God’s love for us never ends, even when we choose our way to slavery to sin and death. We will find in that enslavement that we are not free to grow in godliness or to attain eternal life. God provides us a way out of that enslavement to sin and death. We cannot free ourselves of it, but God offers us life if we choose our way back to Him.
“I do not pray for these alone, but also for those who will believe in Me through their word; that they all may be one, as You, Father, are in Me, and I in You; that they also may be one in Us, that the world may believe that You sent Me. And the glory which You gave Me I have given them, that they may be one just as We are one: I in them, and You in Me; that they may be made perfect in one, and that the world may know that You have sent Me, and have loved them as You have loved Me.” (John 17:20-23)
“But a common faith was not the sole mark of unity; mutual love was its other and perhaps even more crucial indicator. Cyprian quotes 1 Corinthians 13:8 (“Love never ends…”) and declares:
It will exist forever in the kingdom, it will endure forever in the union of the brethren among themselves.

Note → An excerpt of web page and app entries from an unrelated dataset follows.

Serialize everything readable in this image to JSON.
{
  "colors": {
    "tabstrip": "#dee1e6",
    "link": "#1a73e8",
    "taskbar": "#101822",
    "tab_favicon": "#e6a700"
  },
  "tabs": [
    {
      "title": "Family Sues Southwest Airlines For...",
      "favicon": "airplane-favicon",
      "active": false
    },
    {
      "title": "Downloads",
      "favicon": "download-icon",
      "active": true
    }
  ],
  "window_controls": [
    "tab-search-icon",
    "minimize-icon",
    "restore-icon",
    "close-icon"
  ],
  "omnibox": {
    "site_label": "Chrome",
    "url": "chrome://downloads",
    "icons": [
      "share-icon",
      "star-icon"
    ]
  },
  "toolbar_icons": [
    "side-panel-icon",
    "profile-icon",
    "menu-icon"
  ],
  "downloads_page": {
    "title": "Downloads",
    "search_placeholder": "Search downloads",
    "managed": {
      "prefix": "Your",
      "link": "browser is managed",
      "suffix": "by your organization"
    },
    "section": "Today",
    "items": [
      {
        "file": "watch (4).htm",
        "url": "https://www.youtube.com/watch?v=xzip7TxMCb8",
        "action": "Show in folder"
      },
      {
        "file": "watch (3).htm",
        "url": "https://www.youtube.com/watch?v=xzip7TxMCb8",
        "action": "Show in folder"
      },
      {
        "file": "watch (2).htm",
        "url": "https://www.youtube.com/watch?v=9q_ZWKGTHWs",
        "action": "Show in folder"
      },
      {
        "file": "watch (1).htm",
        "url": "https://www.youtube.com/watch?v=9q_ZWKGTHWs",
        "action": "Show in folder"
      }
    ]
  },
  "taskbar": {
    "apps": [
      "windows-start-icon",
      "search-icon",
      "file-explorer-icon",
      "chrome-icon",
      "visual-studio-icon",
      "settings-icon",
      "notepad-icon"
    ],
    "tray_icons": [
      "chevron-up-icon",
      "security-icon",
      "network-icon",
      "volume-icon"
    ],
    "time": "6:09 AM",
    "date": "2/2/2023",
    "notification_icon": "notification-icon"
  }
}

Disunion cannot attain to the kingdom of heaven, nor can one who has violated the love of Christ by wicked dissension win the reward of Christ, who said, “This is my commandment, that you love one another as I have loved you” [John 15:12].”
Thus schism, the fracturing of ecclesial unity, is almost always characterized as a breach of love; and as love is the greatest of virtues, so schism is the worst of the vices. At the root of schism is that pride and self-righteousness that allowed some individuals to make extravagant claims to holiness for themselves. Where do schisms come from? Augustine asks–and then answers the question: “When people say, ‘We are righteous’; when they say, ‘We sanctify the unclean, we justify the impious, we make petition, we obtain [what we ask for].’”

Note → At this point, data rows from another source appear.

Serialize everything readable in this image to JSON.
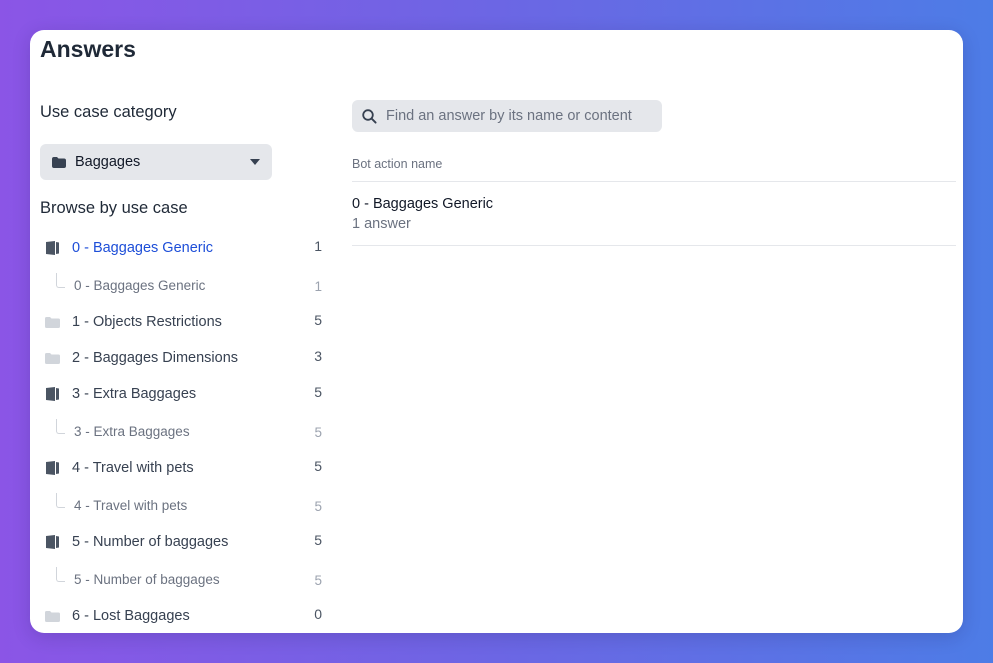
{
  "page": {
    "title": "Answers"
  },
  "sidebar": {
    "category_label": "Use case category",
    "category_select": {
      "selected": "Baggages",
      "icon": "folder-icon"
    },
    "browse_label": "Browse by use case",
    "items": [
      {
        "label": "0 - Baggages Generic",
        "count": "1",
        "icon": "book-icon",
        "active": true,
        "sub": false
      },
      {
        "label": "0 - Baggages Generic",
        "count": "1",
        "icon": "tree-connector",
        "active": false,
        "sub": true
      },
      {
        "label": "1 - Objects Restrictions",
        "count": "5",
        "icon": "folder-icon",
        "active": false,
        "sub": false
      },
      {
        "label": "2 - Baggages Dimensions",
        "count": "3",
        "icon": "folder-icon",
        "active": false,
        "sub": false
      },
      {
        "label": "3 - Extra Baggages",
        "count": "5",
        "icon": "book-icon",
        "active": false,
        "sub": false
      },
      {
        "label": "3 - Extra Baggages",
        "count": "5",
        "icon": "tree-connector",
        "active": false,
        "sub": true
      },
      {
        "label": "4 - Travel with pets",
        "count": "5",
        "icon": "book-icon",
        "active": false,
        "sub": false
      },
      {
        "label": "4 - Travel with pets",
        "count": "5",
        "icon": "tree-connector",
        "active": false,
        "sub": true
      },
      {
        "label": "5 - Number of baggages",
        "count": "5",
        "icon": "book-icon",
        "active": false,
        "sub": false
      },
      {
        "label": "5 - Number of baggages",
        "count": "5",
        "icon": "tree-connector",
        "active": false,
        "sub": true
      },
      {
        "label": "6 - Lost Baggages",
        "count": "0",
        "icon": "folder-icon",
        "active": false,
        "sub": false
      }
    ]
  },
  "main": {
    "search": {
      "placeholder": "Find an answer by its name or content",
      "value": ""
    },
    "column_header": "Bot action name",
    "answers": [
      {
        "name": "0 - Baggages Generic",
        "count": "1 answer"
      }
    ]
  },
  "colors": {
    "active": "#1d4ed8",
    "icon_dark": "#4b5563",
    "icon_light": "#d1d5db"
  }
}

Ecclesial unity was not something to be cherished merely for its own sake, however. Its importance lay substantially in the fact that it mirrored the unity of the Godhead itself. “God is one,” writes Cyprian, “and Christ is one, and his Church is one, and there is one faith and one people joined together by harmony into the strong unity of a body.” Despite Cyprian’s emphasis on the idea of the Church as the reflection of God’s unity, the theme is even more evident in the letters of Ignatius of Antioch, who preceded Cyprian by nearly a century and a half. The concord of its members, of its people and its ministers, images the unity of the Father and the Son.

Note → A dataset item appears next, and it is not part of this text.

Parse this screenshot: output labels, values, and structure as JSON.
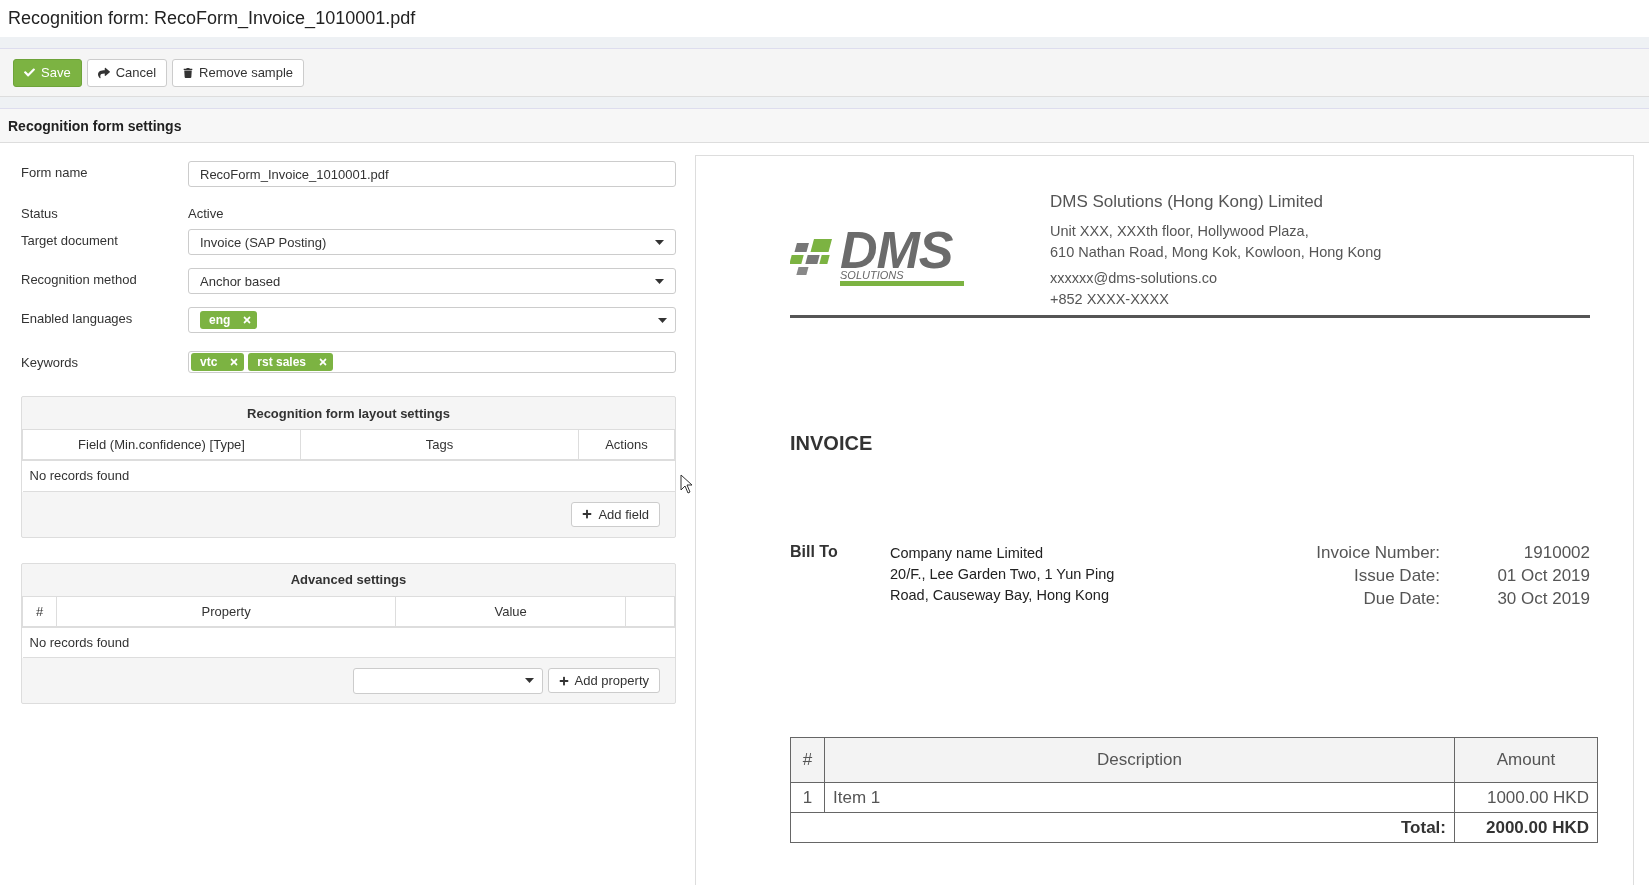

‘Just as the Lord, then, being one with himself did nothing without the Father, either by himself or through the apostles, so neither must you do anything without the bishop and the presbyters. And you must not attempt to convince yourselves that anything you do on your own account is right, but there must be in common, one prayer, one supplication, one mind, one hope in love, in flawless joy, that is Jesus Christ, than whom nothing is better. Come together, all of you, as to one temple of God, as to one altar, to one Jesus Christ, who came forth from one Father and yet remained with one and returned to one.'”